Metal Machine Music, Live

Category : Blog Archive Apr 25th, 2009

Lou Reed performs some variant of Metal Machine Music at Gramercy Theatre in New York.

I believe the most brilliant description ever written of the original MMM was penned by Lester Bangs:

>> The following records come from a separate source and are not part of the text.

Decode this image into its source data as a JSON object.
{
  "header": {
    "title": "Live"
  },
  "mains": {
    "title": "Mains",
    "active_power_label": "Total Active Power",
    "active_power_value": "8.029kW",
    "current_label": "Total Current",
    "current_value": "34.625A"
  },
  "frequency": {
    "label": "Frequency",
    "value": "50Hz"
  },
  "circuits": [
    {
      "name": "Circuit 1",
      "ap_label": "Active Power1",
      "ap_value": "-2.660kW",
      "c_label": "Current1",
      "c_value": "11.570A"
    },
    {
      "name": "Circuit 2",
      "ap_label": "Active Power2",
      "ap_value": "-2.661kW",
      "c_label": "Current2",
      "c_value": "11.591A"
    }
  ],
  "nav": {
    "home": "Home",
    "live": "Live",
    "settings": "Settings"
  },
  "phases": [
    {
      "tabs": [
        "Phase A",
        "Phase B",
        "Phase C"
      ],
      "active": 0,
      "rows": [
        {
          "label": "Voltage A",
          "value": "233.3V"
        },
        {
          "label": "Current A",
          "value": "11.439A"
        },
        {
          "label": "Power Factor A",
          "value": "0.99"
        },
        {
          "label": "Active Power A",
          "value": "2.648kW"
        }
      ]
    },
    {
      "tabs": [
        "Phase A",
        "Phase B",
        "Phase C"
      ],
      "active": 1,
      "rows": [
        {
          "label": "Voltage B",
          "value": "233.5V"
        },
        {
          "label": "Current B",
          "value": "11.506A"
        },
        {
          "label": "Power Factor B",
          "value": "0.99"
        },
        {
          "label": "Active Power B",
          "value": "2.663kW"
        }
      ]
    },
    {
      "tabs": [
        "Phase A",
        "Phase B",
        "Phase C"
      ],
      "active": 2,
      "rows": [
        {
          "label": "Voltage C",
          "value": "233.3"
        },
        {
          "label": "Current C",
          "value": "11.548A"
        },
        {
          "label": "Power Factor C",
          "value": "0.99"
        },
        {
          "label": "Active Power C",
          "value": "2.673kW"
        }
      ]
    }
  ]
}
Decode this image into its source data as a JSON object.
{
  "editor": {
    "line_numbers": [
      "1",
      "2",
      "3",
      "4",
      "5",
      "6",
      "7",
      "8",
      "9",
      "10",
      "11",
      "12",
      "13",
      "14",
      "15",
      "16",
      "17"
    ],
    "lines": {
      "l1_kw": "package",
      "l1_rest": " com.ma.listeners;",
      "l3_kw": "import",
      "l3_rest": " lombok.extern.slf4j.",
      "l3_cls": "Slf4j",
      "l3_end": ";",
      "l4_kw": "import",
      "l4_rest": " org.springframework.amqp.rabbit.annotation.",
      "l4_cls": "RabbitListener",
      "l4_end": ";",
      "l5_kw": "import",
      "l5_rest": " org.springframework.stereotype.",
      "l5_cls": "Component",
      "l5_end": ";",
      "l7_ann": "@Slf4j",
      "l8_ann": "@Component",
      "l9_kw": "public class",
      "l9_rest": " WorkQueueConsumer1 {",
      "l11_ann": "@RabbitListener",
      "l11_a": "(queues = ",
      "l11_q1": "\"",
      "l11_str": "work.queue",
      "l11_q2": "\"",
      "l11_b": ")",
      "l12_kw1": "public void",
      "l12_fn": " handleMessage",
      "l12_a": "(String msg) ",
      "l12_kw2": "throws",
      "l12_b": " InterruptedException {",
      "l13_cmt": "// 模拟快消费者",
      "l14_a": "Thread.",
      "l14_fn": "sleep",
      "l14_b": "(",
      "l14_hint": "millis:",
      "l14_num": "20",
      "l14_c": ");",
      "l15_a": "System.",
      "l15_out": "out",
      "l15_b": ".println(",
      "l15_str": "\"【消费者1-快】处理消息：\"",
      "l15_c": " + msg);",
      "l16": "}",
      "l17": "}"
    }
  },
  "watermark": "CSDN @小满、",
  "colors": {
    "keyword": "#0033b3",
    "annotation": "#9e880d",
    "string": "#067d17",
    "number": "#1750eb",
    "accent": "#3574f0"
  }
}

In case you just got here or think Metal Machine Music refers to something in the neighborhood of Bad Company, let me briefly explain that what we have here is a one-hour two-record set of nothing, absolutely nothing but screaming feedback noise recorded at various frequencies, played back against various other noise layers, split down the middle into two totally separate channels of utterly inhuman shrieks and hisses, and sold to an audience that was, to put it as mildly as possible, unprepared for it. Because sentient humans simply find it impossible not to vacate any room where it is playing. With certain isolated exceptions: mutants, mental patients, shriek freaks, masochists, sadists, amphetamine addicts, hate buffs, drug-numbed weirdos too walled off by chemicals to feel anything, other people whose nervous systems are already so bent out of shape that it sounds perfectly acceptable, the last category possibly including the author of this article, who likes Metal Machine Music so much that he acquired (did not buy) an 8-track RCA cartridge (on which are imprinted the words “SPECIAL VALUE!”) so that he can listen to it in his car.

Rolling Stone describes the audience at Gramercy as “[consisting] mostly of intellectual types.” Makes you wonder? I guess we might update Bangs’s list by adding “the morbidly curious.” (I count myself in this category, having worked on and off for a year or so on a research paper about MMM.)

Some of the audience members in New York were apparently both sentient and compos mentis:

Toward the second half of the show the music calmed down and Reed got ready to play guitar. This was when people started to leave. It was as if a quiet illness had come over the audience. People would slowly get up and then stagger through the aisle to get out. Others had started staring at a young man near the front row who kept erupting into inexplicable fits of laughter.

Well, as Reed himself wrote, “No one I know has listened to [MMM] all the way through including myself. I’m sorry, but not especially, if it turns you off.”